Homily: St Joseph’s College, Echuca , 2019

St Joseph’s College, Echuca
Friday 1st February, 2019

Heb 10: 32-39 Mark 4:26-34

Welcome to the beginning of the new school year, with all your thoughts of new possibilities, your enthusiasm to learn new things and your gratitude of heart, as we thank God for the opportunities laid before us in this new year of 2019.

We warmly welcome our new students, families and staff who begin their Brigidine journey with us this year. We celebrate today all the gifts we will share this year and we look forward to exploring and engaging in learning that unlocks all possibilities for each and every one!

In our first reading from the letter to the Hebrews, the sacred author says that neither he nor the Hebrews are the kind of people to pull back and so be lost. Rather they are the sort who remain faithful and so win salvation. It is this “pulling back” that the ‘Hebrews’ are threatening to do and so he is giving them many reasons why it does not make any sense for them to do so. The message for us is that we, too, must continue to move ever forward, remaining faithful to the core of the Gospel message and living it out effectively and meaningfully in an ever-changing world. Now that is quite a challenge, and I will expand on that shortly!

In the Gospel, both parables are images of the Kingdom of God; of God’s truth and love spreading among people all over the world. Both parables are taken from the world of agriculture, a world that would have been very familiar to Jesus’ listeners.
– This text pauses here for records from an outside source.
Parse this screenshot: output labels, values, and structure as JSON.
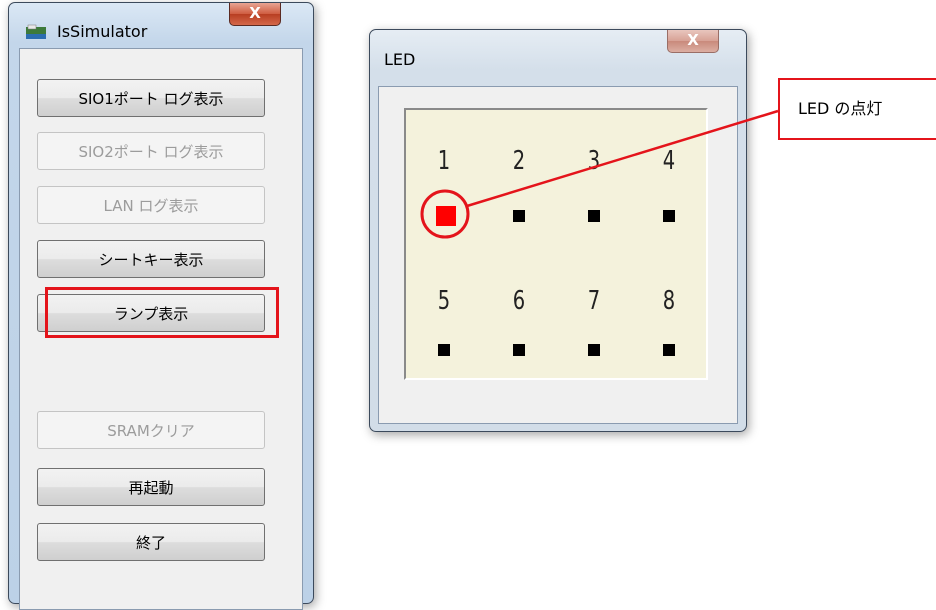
{
  "simulator_window": {
    "title": "IsSimulator",
    "close_label": "X",
    "buttons": {
      "sio1_log": "SIO1ポート ログ表示",
      "sio2_log": "SIO2ポート ログ表示",
      "lan_log": "LAN ログ表示",
      "sheet_key": "シートキー表示",
      "lamp": "ランプ表示",
      "sram_clear": "SRAMクリア",
      "restart": "再起動",
      "exit": "終了"
    },
    "disabled_buttons": [
      "sio2_log",
      "lan_log",
      "sram_clear"
    ],
    "highlighted_button": "lamp"
  },
  "led_window": {
    "title": "LED",
    "close_label": "X",
    "leds": [
      {
        "label": "1",
        "lit": true
      },
      {
        "label": "2",
        "lit": false
      },
      {
        "label": "3",
        "lit": false
      },
      {
        "label": "4",
        "lit": false
      },
      {
        "label": "5",
        "lit": false
      },
      {
        "label": "6",
        "lit": false
      },
      {
        "label": "7",
        "lit": false
      },
      {
        "label": "8",
        "lit": false
      }
    ],
    "lit_color": "#ff0000",
    "off_color": "#000000",
    "panel_color": "#f4f2dc"
  },
  "callout": {
    "text": "LED の点灯",
    "color": "#e4141b"
  }
}
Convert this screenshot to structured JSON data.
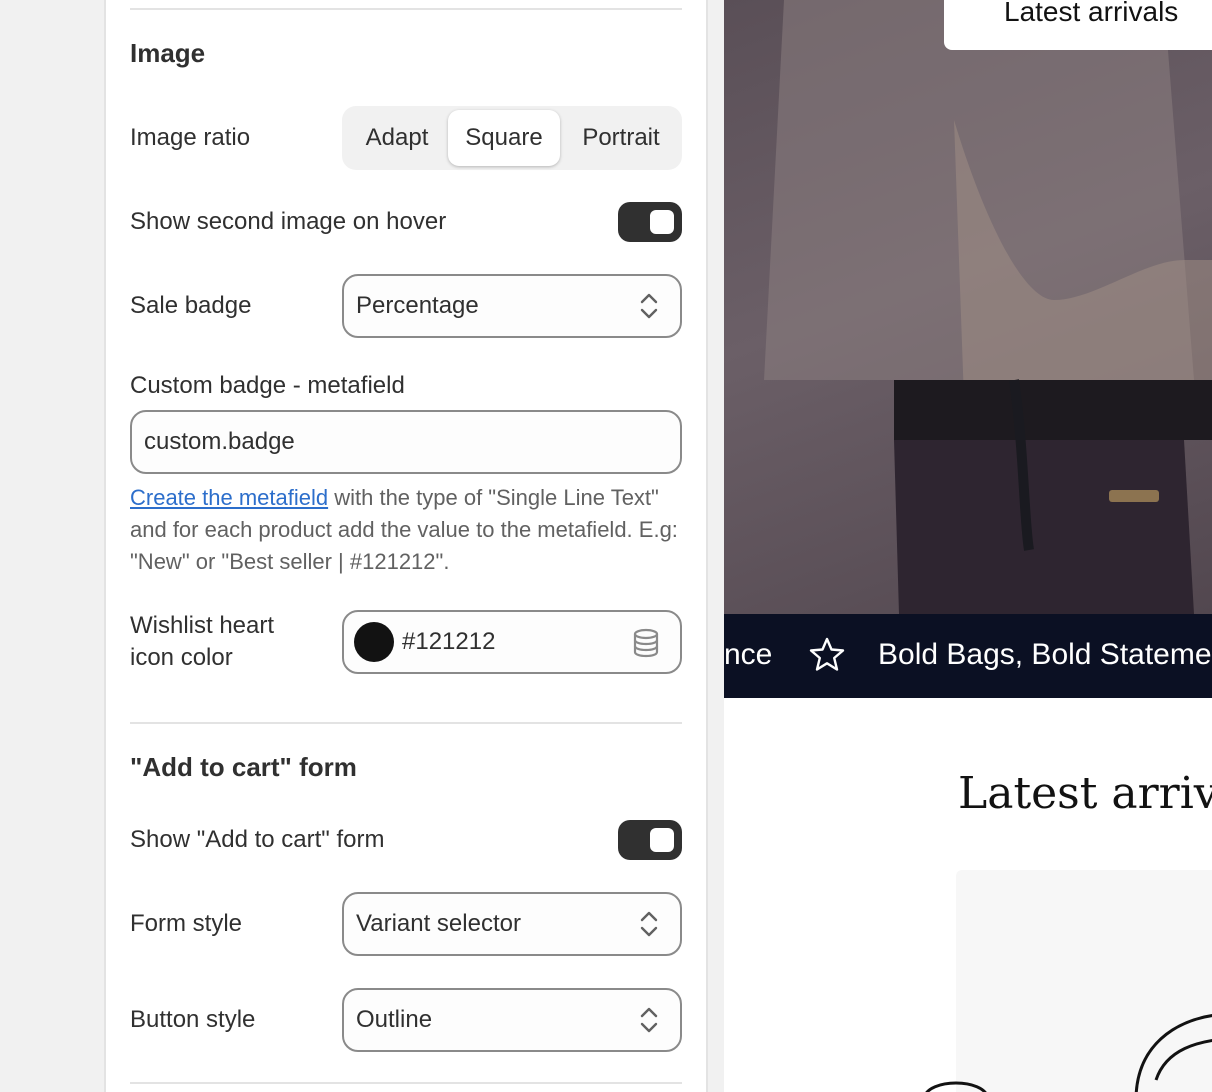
{
  "image_section": {
    "title": "Image",
    "ratio_label": "Image ratio",
    "ratio_options": [
      "Adapt",
      "Square",
      "Portrait"
    ],
    "ratio_selected": "Square",
    "hover_label": "Show second image on hover",
    "hover_enabled": true,
    "sale_badge_label": "Sale badge",
    "sale_badge_value": "Percentage",
    "custom_badge_label": "Custom badge - metafield",
    "custom_badge_value": "custom.badge",
    "help_link": "Create the metafield",
    "help_text": " with the type of \"Single Line Text\" and for each product add the value to the metafield. E.g: \"New\" or \"Best seller | #121212\".",
    "wishlist_label": "Wishlist heart icon color",
    "wishlist_color": "#121212",
    "wishlist_color_text": "#121212"
  },
  "cart_section": {
    "title": "\"Add to cart\" form",
    "show_label": "Show \"Add to cart\" form",
    "show_enabled": true,
    "form_style_label": "Form style",
    "form_style_value": "Variant selector",
    "button_style_label": "Button style",
    "button_style_value": "Outline"
  },
  "preview": {
    "hero_chip": "Latest arrivals",
    "marquee_left": "nce",
    "marquee_right": "Bold Bags, Bold Statements",
    "heading": "Latest arrivals"
  },
  "colors": {
    "accent": "#303030",
    "link": "#2c6ecb",
    "marquee_bg": "#0b1023"
  },
  "icons": [
    "chevron-updown-icon",
    "database-icon",
    "star-icon"
  ]
}
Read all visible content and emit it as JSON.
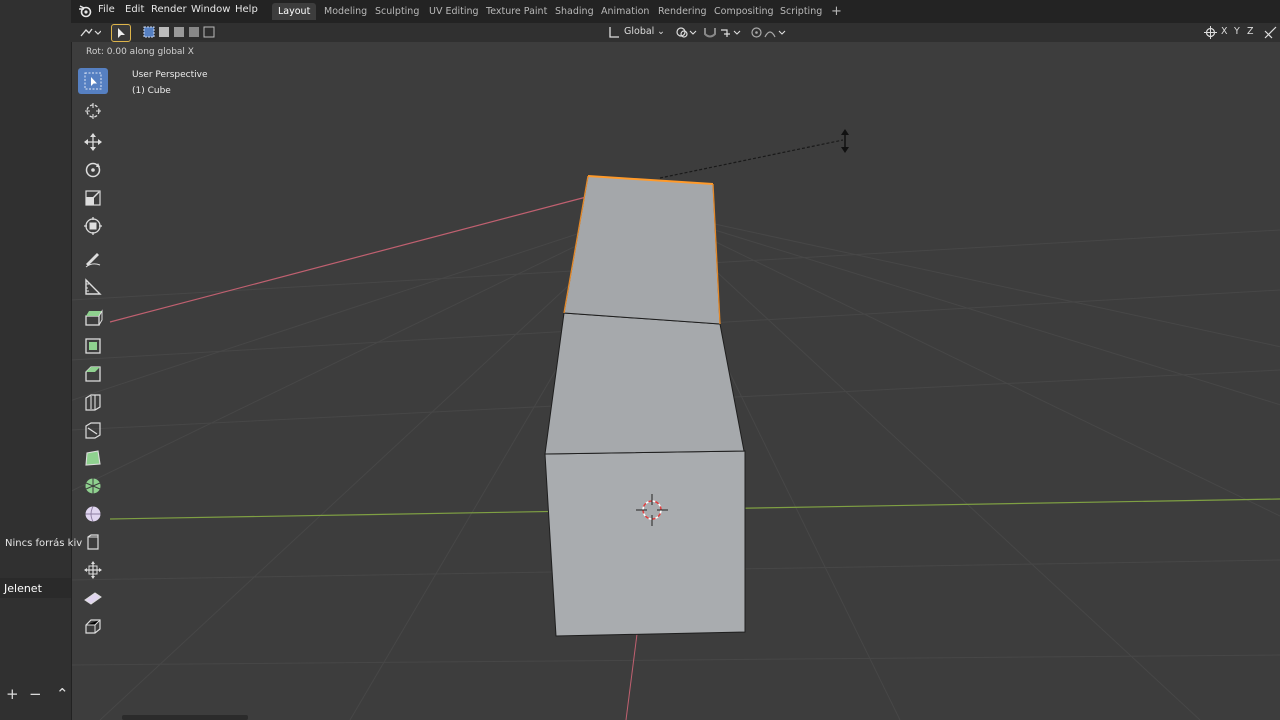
{
  "menu": {
    "items": [
      "File",
      "Edit",
      "Render",
      "Window",
      "Help"
    ]
  },
  "workspaces": {
    "tabs": [
      "Layout",
      "Modeling",
      "Sculpting",
      "UV Editing",
      "Texture Paint",
      "Shading",
      "Animation",
      "Rendering",
      "Compositing",
      "Scripting"
    ],
    "active": "Layout",
    "add_label": "+"
  },
  "header": {
    "orientation": "Global",
    "axis_x": "X",
    "axis_y": "Y",
    "axis_z": "Z"
  },
  "status": {
    "operation": "Rot: 0.00 along global X"
  },
  "viewport": {
    "view_name": "User Perspective",
    "object_name": "(1) Cube"
  },
  "left_panel": {
    "source_text": "Nincs forrás kiv",
    "scene_label": "Jelenet",
    "add_btn": "+",
    "remove_btn": "−",
    "up_btn": "⌃"
  },
  "toolbar": {
    "tools": [
      "select-box",
      "cursor",
      "move",
      "rotate",
      "scale",
      "transform",
      "annotate",
      "measure",
      "extrude-region",
      "inset-faces",
      "bevel",
      "loop-cut",
      "knife",
      "poly-build",
      "spin",
      "smooth",
      "edge-slide",
      "shrink-fatten",
      "shear",
      "rip-region"
    ],
    "active": "select-box"
  },
  "colors": {
    "background": "#3d3d3d",
    "grid": "#474747",
    "axis_x": "#c06070",
    "axis_y": "#7fa043",
    "mesh_face": "#a6a9ac",
    "selection": "#ff9a2a",
    "active_tool": "#5680c2"
  }
}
In the first, God’s work is compared to a farmer planting seed. As in the parable of the sower, the seed is the Kingdom. Night and day the process of growth continues without any human intervention. Whether the farmer is awake or asleep the process of growth continues. The seed sprouts and grows and he does not know how. The outcome is certain. Once the seed is ripe, it is for the farmer to bring in the harvest. And that is our task: to bring in the harvest which has been planted in the hearts of people. In the words of the other parables, it is up to us to throw the light which helps people see the truth and love of God already present in their deepest being.
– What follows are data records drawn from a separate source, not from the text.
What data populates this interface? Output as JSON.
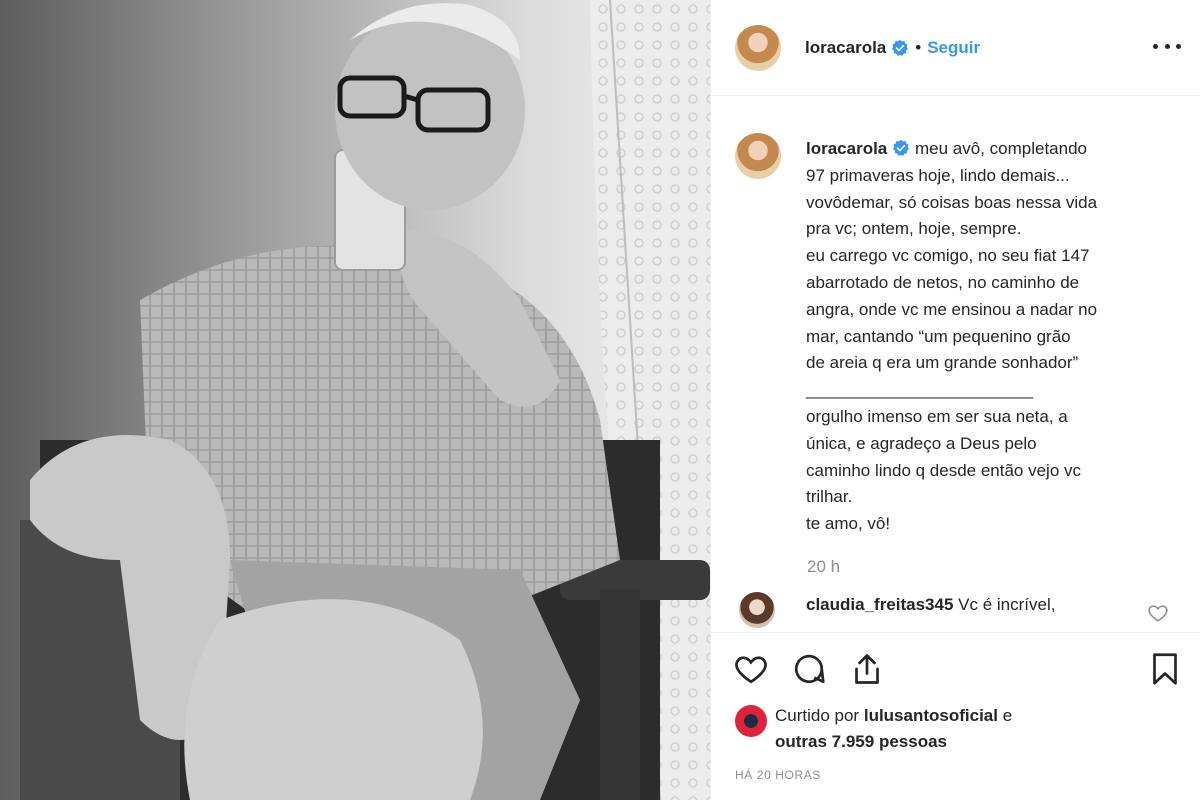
{
  "post": {
    "username": "loracarola",
    "follow_label": "Seguir",
    "separator": "•",
    "caption": {
      "username": "loracarola",
      "lines": [
        "meu avô, completando",
        "97 primaveras hoje, lindo demais...",
        "vovôdemar, só coisas boas nessa vida",
        "pra vc; ontem, hoje, sempre.",
        "eu carrego vc comigo, no seu fiat 147",
        "abarrotado de netos, no caminho de",
        "angra, onde vc me ensinou a nadar no",
        "mar, cantando “um pequenino grão",
        "de areia q era um grande sonhador”",
        "________________________",
        "orgulho imenso em ser sua neta, a",
        "única, e agradeço a Deus pelo",
        "caminho lindo q desde então vejo vc",
        "trilhar.",
        "te amo, vô!"
      ]
    },
    "timestamp": "20 h",
    "comment": {
      "username": "claudia_freitas345",
      "text": "Vc é incrível,"
    },
    "likes": {
      "prefix": "Curtido por",
      "liker": "lulusantosoficial",
      "and": "e",
      "count_text": "outras 7.959 pessoas"
    },
    "date": "HÁ 20 HORAS"
  },
  "icons": {
    "verified": "verified-badge-icon",
    "more": "more-options-icon",
    "like": "heart-icon",
    "comment": "comment-bubble-icon",
    "share": "share-icon",
    "save": "bookmark-icon"
  },
  "colors": {
    "accent": "#3897f0",
    "text": "#262626",
    "muted": "#8e8e8e",
    "border": "#efefef"
  }
}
In the second parable the Kingdom is compared to a mustard seed. Although one of the tiniest of seeds, it grows into a sizeable shrub in which even birds can build their nests.

Both of these parables are words of encouragement in those early days of Christianity, to a struggling Church, living in small, scattered communities and surrounded by hostile elements ready to destroy it. How amazed would the Christians of those days be if they could see how the seed has grown and spread to parts of the world of whose very existence they were totally unaware! The message for us here today is that we still need to have our trust and confidence in the power of the Kingdom to survive and spread.
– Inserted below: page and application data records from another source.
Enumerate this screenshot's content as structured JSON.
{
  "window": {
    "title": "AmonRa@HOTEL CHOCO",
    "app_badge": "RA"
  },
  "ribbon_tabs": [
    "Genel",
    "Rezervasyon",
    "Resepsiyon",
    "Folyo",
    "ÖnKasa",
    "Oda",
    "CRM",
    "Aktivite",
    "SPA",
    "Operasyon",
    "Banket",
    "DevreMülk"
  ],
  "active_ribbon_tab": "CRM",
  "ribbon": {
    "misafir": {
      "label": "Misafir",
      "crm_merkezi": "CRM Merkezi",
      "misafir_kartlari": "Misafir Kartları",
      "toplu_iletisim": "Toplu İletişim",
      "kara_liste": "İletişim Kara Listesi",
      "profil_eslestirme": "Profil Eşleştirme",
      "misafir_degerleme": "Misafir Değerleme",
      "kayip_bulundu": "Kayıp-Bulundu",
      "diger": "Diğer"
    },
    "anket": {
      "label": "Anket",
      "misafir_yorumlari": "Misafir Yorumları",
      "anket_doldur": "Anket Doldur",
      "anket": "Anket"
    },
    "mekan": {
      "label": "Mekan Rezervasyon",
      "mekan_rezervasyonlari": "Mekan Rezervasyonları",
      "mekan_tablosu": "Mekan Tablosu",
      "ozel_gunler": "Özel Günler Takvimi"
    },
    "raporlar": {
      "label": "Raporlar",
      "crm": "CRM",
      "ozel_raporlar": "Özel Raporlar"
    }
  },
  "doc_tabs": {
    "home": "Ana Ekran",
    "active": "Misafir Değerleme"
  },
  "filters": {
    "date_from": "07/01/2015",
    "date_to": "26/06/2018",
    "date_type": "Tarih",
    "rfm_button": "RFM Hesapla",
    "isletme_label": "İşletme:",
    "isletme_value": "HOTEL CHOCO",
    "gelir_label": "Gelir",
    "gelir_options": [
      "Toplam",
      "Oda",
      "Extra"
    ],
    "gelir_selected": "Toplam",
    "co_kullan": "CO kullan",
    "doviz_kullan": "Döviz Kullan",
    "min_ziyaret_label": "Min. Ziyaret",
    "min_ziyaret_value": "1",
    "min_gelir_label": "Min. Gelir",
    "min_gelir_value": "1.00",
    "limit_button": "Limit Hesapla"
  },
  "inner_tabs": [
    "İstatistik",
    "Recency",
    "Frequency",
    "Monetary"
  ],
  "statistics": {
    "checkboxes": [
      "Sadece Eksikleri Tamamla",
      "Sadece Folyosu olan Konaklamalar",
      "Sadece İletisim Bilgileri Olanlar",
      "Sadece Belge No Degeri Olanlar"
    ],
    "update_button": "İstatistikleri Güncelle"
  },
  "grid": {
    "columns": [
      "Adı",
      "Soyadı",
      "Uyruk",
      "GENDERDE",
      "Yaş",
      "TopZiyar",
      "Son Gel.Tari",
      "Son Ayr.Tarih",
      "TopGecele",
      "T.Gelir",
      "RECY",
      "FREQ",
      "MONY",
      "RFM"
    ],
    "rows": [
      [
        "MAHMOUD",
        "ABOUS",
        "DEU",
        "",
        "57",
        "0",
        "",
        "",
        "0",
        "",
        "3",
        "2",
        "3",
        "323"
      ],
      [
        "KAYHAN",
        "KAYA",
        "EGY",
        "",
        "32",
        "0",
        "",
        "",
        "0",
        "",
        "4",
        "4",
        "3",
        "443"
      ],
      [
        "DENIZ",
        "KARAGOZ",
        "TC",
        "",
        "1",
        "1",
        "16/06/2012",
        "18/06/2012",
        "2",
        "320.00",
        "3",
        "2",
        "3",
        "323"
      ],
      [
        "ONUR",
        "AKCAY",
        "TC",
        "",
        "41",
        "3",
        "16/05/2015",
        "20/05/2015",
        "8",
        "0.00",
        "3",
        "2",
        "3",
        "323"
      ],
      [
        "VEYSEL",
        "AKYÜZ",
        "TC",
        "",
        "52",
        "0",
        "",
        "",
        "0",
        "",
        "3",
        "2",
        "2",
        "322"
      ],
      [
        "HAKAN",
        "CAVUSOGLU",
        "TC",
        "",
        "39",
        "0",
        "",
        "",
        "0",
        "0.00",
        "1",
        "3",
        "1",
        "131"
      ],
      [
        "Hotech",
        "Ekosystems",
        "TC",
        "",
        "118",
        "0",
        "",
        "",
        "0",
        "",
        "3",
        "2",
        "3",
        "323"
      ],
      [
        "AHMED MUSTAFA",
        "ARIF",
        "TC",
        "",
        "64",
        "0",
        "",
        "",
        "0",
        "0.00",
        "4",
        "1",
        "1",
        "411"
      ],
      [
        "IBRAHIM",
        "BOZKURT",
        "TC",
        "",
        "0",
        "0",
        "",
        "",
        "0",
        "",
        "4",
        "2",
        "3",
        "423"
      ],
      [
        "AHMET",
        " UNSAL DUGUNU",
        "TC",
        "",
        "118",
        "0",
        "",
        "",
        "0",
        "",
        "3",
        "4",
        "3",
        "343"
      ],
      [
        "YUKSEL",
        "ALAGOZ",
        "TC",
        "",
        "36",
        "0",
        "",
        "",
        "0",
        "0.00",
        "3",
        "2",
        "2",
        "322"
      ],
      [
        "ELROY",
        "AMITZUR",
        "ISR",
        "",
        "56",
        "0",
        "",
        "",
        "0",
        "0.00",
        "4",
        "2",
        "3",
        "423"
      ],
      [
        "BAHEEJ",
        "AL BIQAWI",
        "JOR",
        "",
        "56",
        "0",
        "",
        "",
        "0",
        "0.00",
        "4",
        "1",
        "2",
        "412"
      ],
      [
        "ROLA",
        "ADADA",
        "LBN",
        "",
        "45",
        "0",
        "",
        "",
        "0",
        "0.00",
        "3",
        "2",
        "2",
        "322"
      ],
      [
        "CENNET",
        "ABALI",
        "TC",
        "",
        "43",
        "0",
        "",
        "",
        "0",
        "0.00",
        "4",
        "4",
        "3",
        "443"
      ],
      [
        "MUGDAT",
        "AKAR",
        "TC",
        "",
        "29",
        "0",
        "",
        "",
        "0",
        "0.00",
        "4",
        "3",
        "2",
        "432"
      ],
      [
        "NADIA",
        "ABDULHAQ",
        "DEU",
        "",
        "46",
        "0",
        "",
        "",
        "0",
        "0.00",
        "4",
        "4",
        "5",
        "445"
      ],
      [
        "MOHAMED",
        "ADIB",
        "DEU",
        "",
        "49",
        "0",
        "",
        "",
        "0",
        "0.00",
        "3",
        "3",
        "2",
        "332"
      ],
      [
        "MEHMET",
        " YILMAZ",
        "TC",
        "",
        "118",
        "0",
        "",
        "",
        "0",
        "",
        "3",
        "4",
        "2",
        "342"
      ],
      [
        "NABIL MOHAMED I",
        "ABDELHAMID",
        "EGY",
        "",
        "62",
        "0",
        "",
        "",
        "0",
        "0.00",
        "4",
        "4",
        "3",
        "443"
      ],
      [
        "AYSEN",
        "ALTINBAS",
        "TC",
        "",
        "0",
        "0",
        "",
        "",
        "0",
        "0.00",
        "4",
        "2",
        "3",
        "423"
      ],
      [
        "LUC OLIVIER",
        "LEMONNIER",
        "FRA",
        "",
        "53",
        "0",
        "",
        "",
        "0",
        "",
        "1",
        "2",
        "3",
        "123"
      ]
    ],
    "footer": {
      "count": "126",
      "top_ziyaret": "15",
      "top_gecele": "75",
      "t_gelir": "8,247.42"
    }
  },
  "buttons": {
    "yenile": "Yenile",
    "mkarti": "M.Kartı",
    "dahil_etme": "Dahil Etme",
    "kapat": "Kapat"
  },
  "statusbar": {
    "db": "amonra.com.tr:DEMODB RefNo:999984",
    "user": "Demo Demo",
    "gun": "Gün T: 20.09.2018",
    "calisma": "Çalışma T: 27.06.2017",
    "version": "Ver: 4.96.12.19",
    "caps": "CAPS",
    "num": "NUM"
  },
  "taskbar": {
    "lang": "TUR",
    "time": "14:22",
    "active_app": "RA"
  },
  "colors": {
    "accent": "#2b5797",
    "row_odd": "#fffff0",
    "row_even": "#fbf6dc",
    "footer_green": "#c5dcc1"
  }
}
And so, mindful of these readings and also our thoughts and anticipation about the year ahead, we begin this new school year with the awareness of our need to be challenged: challenged to learn and enrich ourselves, challenged to achieve set goals, challenged to expand our vision and to be all that we can be…. And like the early Hebrews, not to pull back from the challenge! Our quest for truth, justice and integrity means that we don’t settle for less; we do not rest on our laurels; we do not remain in our comfort zones and we do not merely go with flow. The example of Jesus teaches us that it takes courage to advocate for the rights of the minority against the tyranny of the majority.

In Jesus, we meet one who is full of deep empathy and compassion for others. Our discipleship has to do with meeting this God and serving him in the weak and the vulnerable. It has to do with enacting this in our lives and our relationships. It has to do with freeing people from injustice and enabling them to experience the fullness of life and love. I believe that the Brigidine Ministries have set the theme of ‘hospitality: welcoming all’ for the focus this year, so it is in teasing out the notion of genuine hospitality that we will learn more about enabling others, as well as ourselves, to the fullness of life.

Pope Francis challenges us to not cling to our status quo and our security. We need to go out of our secure shells and be all that we can be for one another, especially for those denied of justice and dignity. St Brigid, whose feast we celebrate today, valued the importance of people and relationships. Let us ask her prayers to enhance our ability to relate to others in an authentic and meaningful way. Let her commitment to care for and to empower the weak and the vulnerable also guide us in our daily accompaniment of one another.

As Jesus changed people for the better through his encounters and interactions with them, let ours also affirm one another. Let his stance towards the weak, the struggling and the excluded be our inspiration in addressing injustices wherever we see them happening. We pray that we may be people of passion for justice and compassion for others. May the values of the Gospel find a welcoming home in our lives and relationships. Here at St Joseph’s College, Echuca, may we grow and become known for our capacity to care and to make a difference to one another.

May St Joseph, your college patron and St Brigid inspire us in our challenges this year!